What you should do ▸
All lines containing the string "true" must be copied from the entries.

Data to process ▸
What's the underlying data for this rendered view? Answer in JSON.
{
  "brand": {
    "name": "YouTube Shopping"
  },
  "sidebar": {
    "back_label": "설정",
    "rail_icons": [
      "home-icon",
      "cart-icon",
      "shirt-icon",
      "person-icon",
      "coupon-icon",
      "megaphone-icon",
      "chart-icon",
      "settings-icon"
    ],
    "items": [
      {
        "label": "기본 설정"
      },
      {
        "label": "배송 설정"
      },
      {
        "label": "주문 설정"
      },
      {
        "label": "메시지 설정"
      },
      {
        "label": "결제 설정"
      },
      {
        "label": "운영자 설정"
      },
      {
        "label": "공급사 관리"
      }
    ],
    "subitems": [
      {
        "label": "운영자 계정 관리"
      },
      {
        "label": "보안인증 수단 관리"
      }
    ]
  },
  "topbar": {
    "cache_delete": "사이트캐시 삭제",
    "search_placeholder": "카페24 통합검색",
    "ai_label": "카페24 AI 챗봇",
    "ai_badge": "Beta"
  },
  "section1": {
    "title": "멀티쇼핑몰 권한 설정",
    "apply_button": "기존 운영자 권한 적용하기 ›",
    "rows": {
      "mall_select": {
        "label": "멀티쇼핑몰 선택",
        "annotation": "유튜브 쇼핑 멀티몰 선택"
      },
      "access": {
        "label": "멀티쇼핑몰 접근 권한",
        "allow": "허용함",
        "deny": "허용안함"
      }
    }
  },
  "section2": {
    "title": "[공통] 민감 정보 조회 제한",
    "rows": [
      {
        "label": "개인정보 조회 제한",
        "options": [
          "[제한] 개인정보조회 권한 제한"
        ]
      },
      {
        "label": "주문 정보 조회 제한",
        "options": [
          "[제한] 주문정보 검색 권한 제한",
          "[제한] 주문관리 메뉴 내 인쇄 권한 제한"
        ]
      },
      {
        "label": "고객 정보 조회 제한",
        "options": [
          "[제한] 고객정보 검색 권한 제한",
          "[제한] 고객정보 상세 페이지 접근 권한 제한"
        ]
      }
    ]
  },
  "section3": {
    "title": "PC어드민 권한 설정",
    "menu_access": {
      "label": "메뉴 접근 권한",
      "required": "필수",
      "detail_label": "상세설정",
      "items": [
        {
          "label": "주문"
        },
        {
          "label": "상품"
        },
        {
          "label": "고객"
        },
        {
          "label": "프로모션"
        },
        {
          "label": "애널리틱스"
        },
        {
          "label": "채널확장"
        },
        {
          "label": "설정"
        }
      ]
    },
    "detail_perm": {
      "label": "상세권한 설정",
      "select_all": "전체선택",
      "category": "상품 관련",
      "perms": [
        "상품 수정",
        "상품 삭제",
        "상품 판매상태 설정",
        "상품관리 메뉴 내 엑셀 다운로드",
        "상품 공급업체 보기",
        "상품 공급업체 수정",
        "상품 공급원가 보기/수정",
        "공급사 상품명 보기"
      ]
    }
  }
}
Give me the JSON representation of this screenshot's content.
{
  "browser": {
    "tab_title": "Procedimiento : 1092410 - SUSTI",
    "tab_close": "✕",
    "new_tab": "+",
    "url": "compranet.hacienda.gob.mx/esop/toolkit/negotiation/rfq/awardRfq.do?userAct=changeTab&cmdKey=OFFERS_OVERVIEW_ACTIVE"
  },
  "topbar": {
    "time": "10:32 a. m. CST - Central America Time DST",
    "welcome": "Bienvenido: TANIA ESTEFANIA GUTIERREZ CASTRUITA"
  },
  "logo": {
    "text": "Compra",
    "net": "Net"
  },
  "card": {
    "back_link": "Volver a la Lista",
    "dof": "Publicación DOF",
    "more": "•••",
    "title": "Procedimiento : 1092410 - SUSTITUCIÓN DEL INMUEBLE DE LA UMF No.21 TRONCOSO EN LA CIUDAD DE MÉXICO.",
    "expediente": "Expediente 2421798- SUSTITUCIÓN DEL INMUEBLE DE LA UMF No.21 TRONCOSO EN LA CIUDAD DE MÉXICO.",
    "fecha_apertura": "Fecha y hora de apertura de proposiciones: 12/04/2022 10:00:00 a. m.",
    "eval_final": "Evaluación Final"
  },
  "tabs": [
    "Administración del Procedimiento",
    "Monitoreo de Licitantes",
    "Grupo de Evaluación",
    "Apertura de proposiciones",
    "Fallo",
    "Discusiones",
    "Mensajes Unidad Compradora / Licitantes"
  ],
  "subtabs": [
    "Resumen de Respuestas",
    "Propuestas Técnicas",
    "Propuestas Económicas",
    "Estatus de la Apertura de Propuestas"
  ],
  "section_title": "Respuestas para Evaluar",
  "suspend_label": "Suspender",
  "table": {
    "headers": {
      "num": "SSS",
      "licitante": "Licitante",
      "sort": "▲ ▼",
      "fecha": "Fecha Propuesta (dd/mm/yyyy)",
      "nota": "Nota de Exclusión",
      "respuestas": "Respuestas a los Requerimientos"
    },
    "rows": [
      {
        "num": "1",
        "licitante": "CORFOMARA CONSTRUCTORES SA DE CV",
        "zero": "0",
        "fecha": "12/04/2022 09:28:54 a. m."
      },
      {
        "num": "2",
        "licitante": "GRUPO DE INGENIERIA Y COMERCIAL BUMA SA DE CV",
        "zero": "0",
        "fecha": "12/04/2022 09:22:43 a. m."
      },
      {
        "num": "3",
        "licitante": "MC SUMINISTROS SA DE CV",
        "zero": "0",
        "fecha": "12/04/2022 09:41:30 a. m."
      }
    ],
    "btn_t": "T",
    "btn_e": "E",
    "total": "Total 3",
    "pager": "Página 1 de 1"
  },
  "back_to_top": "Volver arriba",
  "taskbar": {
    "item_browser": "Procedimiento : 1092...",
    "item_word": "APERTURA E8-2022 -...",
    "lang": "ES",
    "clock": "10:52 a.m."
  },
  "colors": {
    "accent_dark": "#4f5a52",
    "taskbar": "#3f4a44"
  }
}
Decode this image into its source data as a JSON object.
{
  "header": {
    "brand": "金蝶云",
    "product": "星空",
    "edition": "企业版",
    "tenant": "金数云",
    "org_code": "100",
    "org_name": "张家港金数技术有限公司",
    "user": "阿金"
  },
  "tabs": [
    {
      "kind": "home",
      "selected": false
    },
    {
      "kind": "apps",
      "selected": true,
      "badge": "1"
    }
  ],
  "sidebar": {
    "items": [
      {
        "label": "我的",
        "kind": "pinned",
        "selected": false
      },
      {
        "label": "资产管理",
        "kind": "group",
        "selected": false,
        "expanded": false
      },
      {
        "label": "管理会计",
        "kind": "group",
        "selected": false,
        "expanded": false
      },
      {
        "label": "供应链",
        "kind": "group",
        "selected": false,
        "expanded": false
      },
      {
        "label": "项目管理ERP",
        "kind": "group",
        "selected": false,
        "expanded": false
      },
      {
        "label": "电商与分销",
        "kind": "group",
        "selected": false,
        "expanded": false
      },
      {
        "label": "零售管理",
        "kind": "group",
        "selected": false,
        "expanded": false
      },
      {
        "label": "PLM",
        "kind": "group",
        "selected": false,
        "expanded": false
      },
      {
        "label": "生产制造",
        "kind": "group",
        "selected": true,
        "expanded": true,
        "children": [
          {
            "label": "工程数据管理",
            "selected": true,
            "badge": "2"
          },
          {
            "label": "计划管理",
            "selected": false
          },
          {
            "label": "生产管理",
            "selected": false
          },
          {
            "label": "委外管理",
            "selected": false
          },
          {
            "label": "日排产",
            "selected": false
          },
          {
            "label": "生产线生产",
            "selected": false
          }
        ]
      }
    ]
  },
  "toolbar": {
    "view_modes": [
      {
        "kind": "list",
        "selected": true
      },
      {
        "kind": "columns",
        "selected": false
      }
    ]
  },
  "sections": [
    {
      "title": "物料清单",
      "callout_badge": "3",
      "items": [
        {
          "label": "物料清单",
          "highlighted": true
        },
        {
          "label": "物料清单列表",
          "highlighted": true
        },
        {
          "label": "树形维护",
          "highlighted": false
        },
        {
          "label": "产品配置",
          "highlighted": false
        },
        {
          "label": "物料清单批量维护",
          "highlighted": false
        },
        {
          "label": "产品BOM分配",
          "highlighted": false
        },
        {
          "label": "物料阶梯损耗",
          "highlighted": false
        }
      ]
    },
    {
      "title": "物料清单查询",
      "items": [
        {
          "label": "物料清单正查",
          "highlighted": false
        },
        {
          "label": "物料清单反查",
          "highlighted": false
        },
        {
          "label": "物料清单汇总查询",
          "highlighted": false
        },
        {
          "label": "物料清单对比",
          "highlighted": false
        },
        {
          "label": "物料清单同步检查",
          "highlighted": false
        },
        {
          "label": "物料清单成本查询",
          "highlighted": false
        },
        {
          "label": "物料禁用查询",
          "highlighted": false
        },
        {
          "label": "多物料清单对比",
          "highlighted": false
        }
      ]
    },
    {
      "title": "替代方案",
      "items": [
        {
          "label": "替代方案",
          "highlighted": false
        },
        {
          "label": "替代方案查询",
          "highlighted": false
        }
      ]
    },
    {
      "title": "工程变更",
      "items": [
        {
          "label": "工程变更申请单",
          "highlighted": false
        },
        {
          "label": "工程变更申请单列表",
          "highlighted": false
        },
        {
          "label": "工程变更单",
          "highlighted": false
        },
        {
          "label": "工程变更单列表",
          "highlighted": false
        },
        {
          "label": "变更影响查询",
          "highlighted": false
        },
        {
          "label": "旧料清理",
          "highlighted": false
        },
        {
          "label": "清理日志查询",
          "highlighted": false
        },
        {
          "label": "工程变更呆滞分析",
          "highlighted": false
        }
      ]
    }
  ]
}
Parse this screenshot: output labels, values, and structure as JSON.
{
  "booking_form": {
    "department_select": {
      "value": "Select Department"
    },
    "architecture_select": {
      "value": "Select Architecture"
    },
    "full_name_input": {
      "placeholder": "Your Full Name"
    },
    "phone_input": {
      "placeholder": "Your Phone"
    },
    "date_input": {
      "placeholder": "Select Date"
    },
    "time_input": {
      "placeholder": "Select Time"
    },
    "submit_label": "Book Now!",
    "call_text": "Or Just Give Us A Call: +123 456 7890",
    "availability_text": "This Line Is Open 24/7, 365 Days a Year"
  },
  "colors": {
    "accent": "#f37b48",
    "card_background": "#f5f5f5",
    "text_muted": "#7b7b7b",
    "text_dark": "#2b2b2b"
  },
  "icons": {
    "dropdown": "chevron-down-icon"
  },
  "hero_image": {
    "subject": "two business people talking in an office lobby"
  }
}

Answer section ▸
      "selected": true,
        "selected": true,
        "expanded": true,
            "selected": true,
        "selected": true
          "highlighted": true
          "highlighted": true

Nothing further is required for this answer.